• _What the exercise asks_: The answer must consist of the listing, reproduced exactly.

━━ Extracted material ━━

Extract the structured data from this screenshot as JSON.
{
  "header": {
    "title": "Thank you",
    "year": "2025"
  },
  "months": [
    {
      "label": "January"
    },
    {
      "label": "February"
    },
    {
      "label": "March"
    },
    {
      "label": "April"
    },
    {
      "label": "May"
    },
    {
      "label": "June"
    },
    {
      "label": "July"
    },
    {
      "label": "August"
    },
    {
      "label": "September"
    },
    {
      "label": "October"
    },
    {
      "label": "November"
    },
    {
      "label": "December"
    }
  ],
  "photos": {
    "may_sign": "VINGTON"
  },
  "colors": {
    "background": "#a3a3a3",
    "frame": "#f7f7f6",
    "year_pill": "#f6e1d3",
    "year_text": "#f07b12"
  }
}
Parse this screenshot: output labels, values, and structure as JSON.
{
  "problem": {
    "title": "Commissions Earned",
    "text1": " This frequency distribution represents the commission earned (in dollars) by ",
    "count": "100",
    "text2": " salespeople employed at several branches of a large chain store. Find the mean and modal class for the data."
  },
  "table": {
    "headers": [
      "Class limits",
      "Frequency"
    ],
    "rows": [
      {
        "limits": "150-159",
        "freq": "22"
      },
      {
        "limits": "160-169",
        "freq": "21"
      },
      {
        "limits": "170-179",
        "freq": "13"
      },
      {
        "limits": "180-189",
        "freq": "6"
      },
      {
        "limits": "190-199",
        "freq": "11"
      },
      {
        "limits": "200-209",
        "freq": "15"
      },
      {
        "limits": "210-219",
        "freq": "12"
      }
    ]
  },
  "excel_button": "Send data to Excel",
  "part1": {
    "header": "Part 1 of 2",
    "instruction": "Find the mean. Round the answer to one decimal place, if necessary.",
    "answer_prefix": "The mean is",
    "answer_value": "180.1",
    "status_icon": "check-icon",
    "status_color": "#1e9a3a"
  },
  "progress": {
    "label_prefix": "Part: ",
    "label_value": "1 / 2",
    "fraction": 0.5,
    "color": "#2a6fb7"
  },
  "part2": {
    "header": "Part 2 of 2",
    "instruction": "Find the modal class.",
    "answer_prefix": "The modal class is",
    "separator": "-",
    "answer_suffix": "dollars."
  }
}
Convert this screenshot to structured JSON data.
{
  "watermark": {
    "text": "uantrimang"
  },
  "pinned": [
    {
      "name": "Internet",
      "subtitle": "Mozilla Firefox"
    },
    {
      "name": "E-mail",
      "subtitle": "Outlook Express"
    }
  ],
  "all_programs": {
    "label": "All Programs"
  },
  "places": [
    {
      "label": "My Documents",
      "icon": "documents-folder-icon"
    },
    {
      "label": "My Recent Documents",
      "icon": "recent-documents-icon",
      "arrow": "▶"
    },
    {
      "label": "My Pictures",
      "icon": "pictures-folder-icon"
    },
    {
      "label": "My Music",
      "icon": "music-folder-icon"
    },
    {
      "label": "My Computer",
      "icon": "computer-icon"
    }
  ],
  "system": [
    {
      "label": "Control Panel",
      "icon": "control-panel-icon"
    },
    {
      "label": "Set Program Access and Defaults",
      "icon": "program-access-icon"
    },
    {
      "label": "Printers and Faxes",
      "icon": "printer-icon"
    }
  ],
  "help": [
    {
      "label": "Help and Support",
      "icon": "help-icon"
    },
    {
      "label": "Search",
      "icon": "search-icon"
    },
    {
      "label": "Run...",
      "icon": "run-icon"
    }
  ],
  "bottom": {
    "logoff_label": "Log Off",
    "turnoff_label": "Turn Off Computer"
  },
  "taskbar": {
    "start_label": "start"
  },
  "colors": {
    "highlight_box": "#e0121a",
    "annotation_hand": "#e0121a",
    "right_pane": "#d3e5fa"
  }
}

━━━

• _Task response_:
Extract the structured data from this screenshot as JSON.
{
  "header": {
    "title": "Thank you",
    "year": "2025"
  },
  "months": [
    {
      "label": "January"
    },
    {
      "label": "February"
    },
    {
      "label": "March"
    },
    {
      "label": "April"
    },
    {
      "label": "May"
    },
    {
      "label": "June"
    },
    {
      "label": "July"
    },
    {
      "label": "August"
    },
    {
      "label": "September"
    },
    {
      "label": "October"
    },
    {
      "label": "November"
    },
    {
      "label": "December"
    }
  ],
  "photos": {
    "may_sign": "VINGTON"
  },
  "colors": {
    "background": "#a3a3a3",
    "frame": "#f7f7f6",
    "year_pill": "#f6e1d3",
    "year_text": "#f07b12"
  }
}
Parse this screenshot: output labels, values, and structure as JSON.
{
  "problem": {
    "title": "Commissions Earned",
    "text1": " This frequency distribution represents the commission earned (in dollars) by ",
    "count": "100",
    "text2": " salespeople employed at several branches of a large chain store. Find the mean and modal class for the data."
  },
  "table": {
    "headers": [
      "Class limits",
      "Frequency"
    ],
    "rows": [
      {
        "limits": "150-159",
        "freq": "22"
      },
      {
        "limits": "160-169",
        "freq": "21"
      },
      {
        "limits": "170-179",
        "freq": "13"
      },
      {
        "limits": "180-189",
        "freq": "6"
      },
      {
        "limits": "190-199",
        "freq": "11"
      },
      {
        "limits": "200-209",
        "freq": "15"
      },
      {
        "limits": "210-219",
        "freq": "12"
      }
    ]
  },
  "excel_button": "Send data to Excel",
  "part1": {
    "header": "Part 1 of 2",
    "instruction": "Find the mean. Round the answer to one decimal place, if necessary.",
    "answer_prefix": "The mean is",
    "answer_value": "180.1",
    "status_icon": "check-icon",
    "status_color": "#1e9a3a"
  },
  "progress": {
    "label_prefix": "Part: ",
    "label_value": "1 / 2",
    "fraction": 0.5,
    "color": "#2a6fb7"
  },
  "part2": {
    "header": "Part 2 of 2",
    "instruction": "Find the modal class.",
    "answer_prefix": "The modal class is",
    "separator": "-",
    "answer_suffix": "dollars."
  }
}
Convert this screenshot to structured JSON data.
{
  "watermark": {
    "text": "uantrimang"
  },
  "pinned": [
    {
      "name": "Internet",
      "subtitle": "Mozilla Firefox"
    },
    {
      "name": "E-mail",
      "subtitle": "Outlook Express"
    }
  ],
  "all_programs": {
    "label": "All Programs"
  },
  "places": [
    {
      "label": "My Documents",
      "icon": "documents-folder-icon"
    },
    {
      "label": "My Recent Documents",
      "icon": "recent-documents-icon",
      "arrow": "▶"
    },
    {
      "label": "My Pictures",
      "icon": "pictures-folder-icon"
    },
    {
      "label": "My Music",
      "icon": "music-folder-icon"
    },
    {
      "label": "My Computer",
      "icon": "computer-icon"
    }
  ],
  "system": [
    {
      "label": "Control Panel",
      "icon": "control-panel-icon"
    },
    {
      "label": "Set Program Access and Defaults",
      "icon": "program-access-icon"
    },
    {
      "label": "Printers and Faxes",
      "icon": "printer-icon"
    }
  ],
  "help": [
    {
      "label": "Help and Support",
      "icon": "help-icon"
    },
    {
      "label": "Search",
      "icon": "search-icon"
    },
    {
      "label": "Run...",
      "icon": "run-icon"
    }
  ],
  "bottom": {
    "logoff_label": "Log Off",
    "turnoff_label": "Turn Off Computer"
  },
  "taskbar": {
    "start_label": "start"
  },
  "colors": {
    "highlight_box": "#e0121a",
    "annotation_hand": "#e0121a",
    "right_pane": "#d3e5fa"
  }
}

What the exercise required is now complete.